■ Try it ■
Return all lines below containing the word "false".

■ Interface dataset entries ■
============================================================

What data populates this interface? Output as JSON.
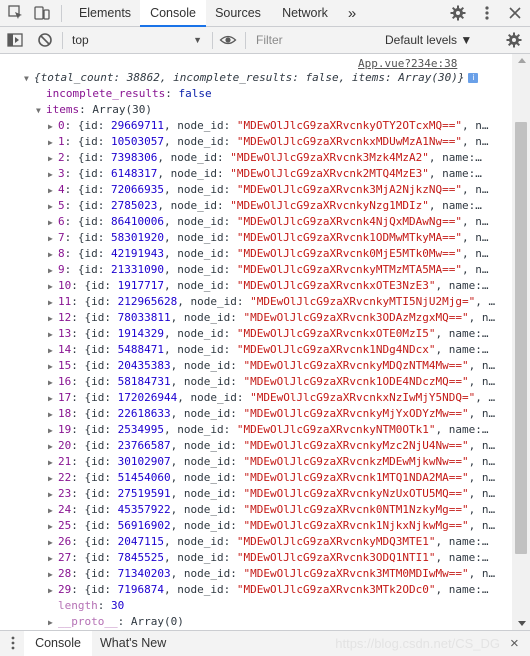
{
  "devtools": {
    "tabs": [
      "Elements",
      "Console",
      "Sources",
      "Network"
    ],
    "more_tabs": "»",
    "active_tab": "Console"
  },
  "toolbar": {
    "context": "top",
    "filter_placeholder": "Filter",
    "levels": "Default levels ▼"
  },
  "log": {
    "source": "App.vue?234e:38",
    "summary": "{total_count: 38862, incomplete_results: false, items: Array(30)}",
    "incomplete_key": "incomplete_results",
    "incomplete_value": "false",
    "items_key": "items",
    "items_type": "Array(30)",
    "items": [
      {
        "i": "0",
        "id": "29669711",
        "node_id": "\"MDEwOlJlcG9zaXRvcnkyOTY2OTcxMQ==\"",
        "tail": ", n…"
      },
      {
        "i": "1",
        "id": "10503057",
        "node_id": "\"MDEwOlJlcG9zaXRvcnkxMDUwMzA1Nw==\"",
        "tail": ", n…"
      },
      {
        "i": "2",
        "id": "7398306",
        "node_id": "\"MDEwOlJlcG9zaXRvcnk3Mzk4MzA2\"",
        "tail": ", name:…"
      },
      {
        "i": "3",
        "id": "6148317",
        "node_id": "\"MDEwOlJlcG9zaXRvcnk2MTQ4MzE3\"",
        "tail": ", name:…"
      },
      {
        "i": "4",
        "id": "72066935",
        "node_id": "\"MDEwOlJlcG9zaXRvcnk3MjA2NjkzNQ==\"",
        "tail": ", n…"
      },
      {
        "i": "5",
        "id": "2785023",
        "node_id": "\"MDEwOlJlcG9zaXRvcnkyNzg1MDIz\"",
        "tail": ", name:…"
      },
      {
        "i": "6",
        "id": "86410006",
        "node_id": "\"MDEwOlJlcG9zaXRvcnk4NjQxMDAwNg==\"",
        "tail": ", n…"
      },
      {
        "i": "7",
        "id": "58301920",
        "node_id": "\"MDEwOlJlcG9zaXRvcnk1ODMwMTkyMA==\"",
        "tail": ", n…"
      },
      {
        "i": "8",
        "id": "42191943",
        "node_id": "\"MDEwOlJlcG9zaXRvcnk0MjE5MTk0Mw==\"",
        "tail": ", n…"
      },
      {
        "i": "9",
        "id": "21331090",
        "node_id": "\"MDEwOlJlcG9zaXRvcnkyMTMzMTA5MA==\"",
        "tail": ", n…"
      },
      {
        "i": "10",
        "id": "1917717",
        "node_id": "\"MDEwOlJlcG9zaXRvcnkxOTE3NzE3\"",
        "tail": ", name:…"
      },
      {
        "i": "11",
        "id": "212965628",
        "node_id": "\"MDEwOlJlcG9zaXRvcnkyMTI5NjU2Mjg=\"",
        "tail": ", …"
      },
      {
        "i": "12",
        "id": "78033811",
        "node_id": "\"MDEwOlJlcG9zaXRvcnk3ODAzMzgxMQ==\"",
        "tail": ", n…"
      },
      {
        "i": "13",
        "id": "1914329",
        "node_id": "\"MDEwOlJlcG9zaXRvcnkxOTE0MzI5\"",
        "tail": ", name:…"
      },
      {
        "i": "14",
        "id": "5488471",
        "node_id": "\"MDEwOlJlcG9zaXRvcnk1NDg4NDcx\"",
        "tail": ", name:…"
      },
      {
        "i": "15",
        "id": "20435383",
        "node_id": "\"MDEwOlJlcG9zaXRvcnkyMDQzNTM4Mw==\"",
        "tail": ", n…"
      },
      {
        "i": "16",
        "id": "58184731",
        "node_id": "\"MDEwOlJlcG9zaXRvcnk1ODE4NDczMQ==\"",
        "tail": ", n…"
      },
      {
        "i": "17",
        "id": "172026944",
        "node_id": "\"MDEwOlJlcG9zaXRvcnkxNzIwMjY5NDQ=\"",
        "tail": ", …"
      },
      {
        "i": "18",
        "id": "22618633",
        "node_id": "\"MDEwOlJlcG9zaXRvcnkyMjYxODYzMw==\"",
        "tail": ", n…"
      },
      {
        "i": "19",
        "id": "2534995",
        "node_id": "\"MDEwOlJlcG9zaXRvcnkyNTM0OTk1\"",
        "tail": ", name:…"
      },
      {
        "i": "20",
        "id": "23766587",
        "node_id": "\"MDEwOlJlcG9zaXRvcnkyMzc2NjU4Nw==\"",
        "tail": ", n…"
      },
      {
        "i": "21",
        "id": "30102907",
        "node_id": "\"MDEwOlJlcG9zaXRvcnkzMDEwMjkwNw==\"",
        "tail": ", n…"
      },
      {
        "i": "22",
        "id": "51454060",
        "node_id": "\"MDEwOlJlcG9zaXRvcnk1MTQ1NDA2MA==\"",
        "tail": ", n…"
      },
      {
        "i": "23",
        "id": "27519591",
        "node_id": "\"MDEwOlJlcG9zaXRvcnkyNzUxOTU5MQ==\"",
        "tail": ", n…"
      },
      {
        "i": "24",
        "id": "45357922",
        "node_id": "\"MDEwOlJlcG9zaXRvcnk0NTM1NzkyMg==\"",
        "tail": ", n…"
      },
      {
        "i": "25",
        "id": "56916902",
        "node_id": "\"MDEwOlJlcG9zaXRvcnk1NjkxNjkwMg==\"",
        "tail": ", n…"
      },
      {
        "i": "26",
        "id": "2047115",
        "node_id": "\"MDEwOlJlcG9zaXRvcnkyMDQ3MTE1\"",
        "tail": ", name:…"
      },
      {
        "i": "27",
        "id": "7845525",
        "node_id": "\"MDEwOlJlcG9zaXRvcnk3ODQ1NTI1\"",
        "tail": ", name:…"
      },
      {
        "i": "28",
        "id": "71340203",
        "node_id": "\"MDEwOlJlcG9zaXRvcnk3MTM0MDIwMw==\"",
        "tail": ", n…"
      },
      {
        "i": "29",
        "id": "7196874",
        "node_id": "\"MDEwOlJlcG9zaXRvcnk3MTk2ODc0\"",
        "tail": ", name:…"
      }
    ],
    "length_key": "length",
    "length_value": "30",
    "proto_key": "__proto__",
    "proto_value": "Array(0)"
  },
  "drawer": {
    "tabs": [
      "Console",
      "What's New"
    ],
    "close": "×"
  },
  "watermark": "https://blog.csdn.net/CS_DG"
}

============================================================

■ Result of this task ■
    "summary": "{total_count: 38862, incomplete_results: false, items: Array(30)}",
    "incomplete_value": "false",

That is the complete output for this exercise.